Apple patent gives a glimpse of iTunes Cloud?


Seems there would be more than just music. Security would be a main issue. Look at amazon's recent cloud problem. It will be nice to have storage off the computer.

Will my music outlive me? When buying music I sort of realize that I can't keep it for ever. Or by then will it be embedded in my brain and die with me. I'm just saying.

So if there are cloud issues, at least I can listen to the first 23 seconds of all of my music until it's back up again.
Actually, it sounds like a pretty clever solution. I'm like instant music and no real breaks between songs, and (assuming the cloud cooperates) this seems to address both potential issues.

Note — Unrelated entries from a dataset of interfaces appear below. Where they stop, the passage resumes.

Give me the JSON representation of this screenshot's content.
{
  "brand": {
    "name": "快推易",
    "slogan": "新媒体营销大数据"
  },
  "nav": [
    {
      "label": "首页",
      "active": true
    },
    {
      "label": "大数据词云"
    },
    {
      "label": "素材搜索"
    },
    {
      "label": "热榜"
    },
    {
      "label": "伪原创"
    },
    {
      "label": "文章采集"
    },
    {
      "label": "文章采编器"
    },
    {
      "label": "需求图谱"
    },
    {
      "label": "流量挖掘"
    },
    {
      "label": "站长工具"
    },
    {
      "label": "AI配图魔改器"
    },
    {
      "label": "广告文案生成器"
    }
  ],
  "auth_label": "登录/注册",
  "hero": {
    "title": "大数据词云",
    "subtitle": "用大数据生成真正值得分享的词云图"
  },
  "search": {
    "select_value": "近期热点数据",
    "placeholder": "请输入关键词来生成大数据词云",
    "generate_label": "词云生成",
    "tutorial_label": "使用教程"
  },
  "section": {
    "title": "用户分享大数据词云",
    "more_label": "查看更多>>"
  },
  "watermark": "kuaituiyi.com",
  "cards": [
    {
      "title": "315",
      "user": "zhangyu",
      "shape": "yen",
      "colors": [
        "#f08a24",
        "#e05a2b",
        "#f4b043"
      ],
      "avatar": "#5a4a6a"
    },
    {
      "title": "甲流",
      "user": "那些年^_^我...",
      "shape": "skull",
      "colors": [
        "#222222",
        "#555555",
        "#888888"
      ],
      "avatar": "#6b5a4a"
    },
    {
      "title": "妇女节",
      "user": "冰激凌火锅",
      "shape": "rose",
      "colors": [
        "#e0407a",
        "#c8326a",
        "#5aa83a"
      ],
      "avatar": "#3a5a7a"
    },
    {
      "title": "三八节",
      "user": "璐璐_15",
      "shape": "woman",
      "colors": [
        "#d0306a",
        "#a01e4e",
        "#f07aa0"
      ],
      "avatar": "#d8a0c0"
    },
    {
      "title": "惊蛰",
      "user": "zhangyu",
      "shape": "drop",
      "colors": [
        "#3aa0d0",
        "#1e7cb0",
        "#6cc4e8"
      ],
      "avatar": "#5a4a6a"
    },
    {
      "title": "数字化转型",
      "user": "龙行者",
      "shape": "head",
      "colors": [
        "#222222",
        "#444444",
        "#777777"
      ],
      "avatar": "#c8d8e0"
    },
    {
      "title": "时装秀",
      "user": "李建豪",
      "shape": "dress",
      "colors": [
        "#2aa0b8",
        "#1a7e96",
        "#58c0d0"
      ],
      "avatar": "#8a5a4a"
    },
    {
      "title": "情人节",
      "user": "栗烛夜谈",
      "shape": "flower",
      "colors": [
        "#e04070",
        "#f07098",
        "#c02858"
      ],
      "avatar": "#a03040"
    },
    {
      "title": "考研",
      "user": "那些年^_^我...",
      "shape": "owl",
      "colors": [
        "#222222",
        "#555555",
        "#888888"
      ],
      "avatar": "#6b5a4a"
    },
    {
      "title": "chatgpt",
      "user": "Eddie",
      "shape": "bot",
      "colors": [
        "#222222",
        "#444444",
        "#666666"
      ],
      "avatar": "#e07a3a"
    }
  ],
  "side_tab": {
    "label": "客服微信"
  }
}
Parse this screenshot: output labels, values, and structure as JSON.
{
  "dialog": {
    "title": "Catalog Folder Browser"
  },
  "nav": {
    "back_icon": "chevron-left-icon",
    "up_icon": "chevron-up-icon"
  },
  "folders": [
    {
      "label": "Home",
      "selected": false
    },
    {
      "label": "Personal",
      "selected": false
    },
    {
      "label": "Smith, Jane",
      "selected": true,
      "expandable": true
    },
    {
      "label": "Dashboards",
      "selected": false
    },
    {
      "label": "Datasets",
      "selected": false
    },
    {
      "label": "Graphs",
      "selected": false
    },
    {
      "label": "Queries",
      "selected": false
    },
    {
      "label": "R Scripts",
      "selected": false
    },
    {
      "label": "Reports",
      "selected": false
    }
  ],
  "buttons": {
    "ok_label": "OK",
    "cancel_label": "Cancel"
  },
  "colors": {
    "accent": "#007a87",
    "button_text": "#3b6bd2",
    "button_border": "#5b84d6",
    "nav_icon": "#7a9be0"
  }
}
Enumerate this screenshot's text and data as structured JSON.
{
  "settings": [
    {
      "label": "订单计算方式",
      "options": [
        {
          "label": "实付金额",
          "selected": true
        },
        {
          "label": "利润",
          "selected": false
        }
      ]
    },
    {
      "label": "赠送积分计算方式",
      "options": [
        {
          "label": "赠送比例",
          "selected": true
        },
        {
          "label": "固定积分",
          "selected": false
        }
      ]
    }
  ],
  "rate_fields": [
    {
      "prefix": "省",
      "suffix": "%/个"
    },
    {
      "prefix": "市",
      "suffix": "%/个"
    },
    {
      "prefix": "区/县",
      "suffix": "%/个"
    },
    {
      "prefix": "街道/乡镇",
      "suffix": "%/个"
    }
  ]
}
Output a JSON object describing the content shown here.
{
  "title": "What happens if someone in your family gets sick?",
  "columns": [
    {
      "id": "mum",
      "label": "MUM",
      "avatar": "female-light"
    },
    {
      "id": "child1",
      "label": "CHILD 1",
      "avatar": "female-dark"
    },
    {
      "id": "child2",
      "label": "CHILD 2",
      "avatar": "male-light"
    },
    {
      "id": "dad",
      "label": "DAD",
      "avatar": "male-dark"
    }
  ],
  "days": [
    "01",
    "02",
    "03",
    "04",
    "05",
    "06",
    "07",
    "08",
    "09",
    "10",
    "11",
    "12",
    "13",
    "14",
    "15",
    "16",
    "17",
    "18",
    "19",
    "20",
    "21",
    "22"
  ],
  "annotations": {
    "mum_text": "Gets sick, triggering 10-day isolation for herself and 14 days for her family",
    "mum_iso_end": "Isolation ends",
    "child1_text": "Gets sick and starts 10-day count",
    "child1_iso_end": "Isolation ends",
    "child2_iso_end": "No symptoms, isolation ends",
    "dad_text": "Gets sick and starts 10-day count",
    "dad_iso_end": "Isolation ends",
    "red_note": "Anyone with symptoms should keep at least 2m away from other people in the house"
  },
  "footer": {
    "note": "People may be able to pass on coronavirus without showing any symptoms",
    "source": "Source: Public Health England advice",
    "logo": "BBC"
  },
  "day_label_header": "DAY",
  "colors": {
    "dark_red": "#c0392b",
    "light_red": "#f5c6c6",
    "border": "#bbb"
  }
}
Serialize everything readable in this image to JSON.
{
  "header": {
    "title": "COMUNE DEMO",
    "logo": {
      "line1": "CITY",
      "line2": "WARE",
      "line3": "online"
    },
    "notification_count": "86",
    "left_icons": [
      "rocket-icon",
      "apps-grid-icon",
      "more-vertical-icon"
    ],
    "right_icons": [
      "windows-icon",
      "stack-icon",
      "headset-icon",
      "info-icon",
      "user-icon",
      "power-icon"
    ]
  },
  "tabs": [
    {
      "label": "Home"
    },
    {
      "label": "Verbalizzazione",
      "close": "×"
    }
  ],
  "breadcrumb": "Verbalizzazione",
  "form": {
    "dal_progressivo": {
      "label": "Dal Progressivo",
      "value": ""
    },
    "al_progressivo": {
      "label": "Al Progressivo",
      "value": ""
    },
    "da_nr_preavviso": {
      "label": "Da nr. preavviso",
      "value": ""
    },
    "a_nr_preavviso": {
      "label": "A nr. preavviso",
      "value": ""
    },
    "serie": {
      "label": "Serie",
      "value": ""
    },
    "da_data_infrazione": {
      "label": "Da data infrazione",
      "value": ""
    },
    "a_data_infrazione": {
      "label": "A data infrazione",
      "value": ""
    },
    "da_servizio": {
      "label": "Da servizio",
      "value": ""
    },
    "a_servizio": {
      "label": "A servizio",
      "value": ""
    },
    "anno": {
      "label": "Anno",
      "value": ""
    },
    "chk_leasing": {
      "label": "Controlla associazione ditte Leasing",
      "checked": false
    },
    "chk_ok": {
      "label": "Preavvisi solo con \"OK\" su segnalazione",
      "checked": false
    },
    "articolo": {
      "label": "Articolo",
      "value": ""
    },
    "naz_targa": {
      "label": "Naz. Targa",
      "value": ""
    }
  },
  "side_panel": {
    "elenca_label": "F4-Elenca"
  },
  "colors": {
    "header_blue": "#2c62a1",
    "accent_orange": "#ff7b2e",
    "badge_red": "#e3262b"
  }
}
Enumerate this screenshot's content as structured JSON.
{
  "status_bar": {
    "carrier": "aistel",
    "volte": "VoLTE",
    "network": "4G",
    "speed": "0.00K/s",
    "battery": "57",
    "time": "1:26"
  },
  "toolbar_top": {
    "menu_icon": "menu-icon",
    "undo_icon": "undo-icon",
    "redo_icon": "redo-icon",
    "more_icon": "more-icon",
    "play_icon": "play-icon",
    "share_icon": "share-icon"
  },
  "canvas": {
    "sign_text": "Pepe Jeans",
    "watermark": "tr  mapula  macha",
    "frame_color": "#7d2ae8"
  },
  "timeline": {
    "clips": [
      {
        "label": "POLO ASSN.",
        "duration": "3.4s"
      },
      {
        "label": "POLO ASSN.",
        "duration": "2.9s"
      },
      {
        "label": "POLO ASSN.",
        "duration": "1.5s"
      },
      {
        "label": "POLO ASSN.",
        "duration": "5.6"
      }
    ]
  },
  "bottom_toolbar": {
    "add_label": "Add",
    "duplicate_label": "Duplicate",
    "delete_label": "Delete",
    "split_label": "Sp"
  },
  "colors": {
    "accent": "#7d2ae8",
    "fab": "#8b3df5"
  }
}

The interesting twist on the Pandora/Spotify use is that they both had been using it before Apple even filed the patent. IANAL, so I do not know if, strictly speaking, this qualifies as prior art, since neither of those companies appears to have filed for a patent. However, since Apple had to approve (or reject) the code in question, and may have done so before their own filing date, it certainly suggests an awkward scenario where Apple could examine submitted apps for technologies they could patent.
(I do not think this happened in this case -- caching as a way to overcome latency seems one of those obvious-to-average-practitioner things that should not be patentable, and the fact that Pandora and Spotify both implemented such strategies for music independently without bothering to patent would underscore this.)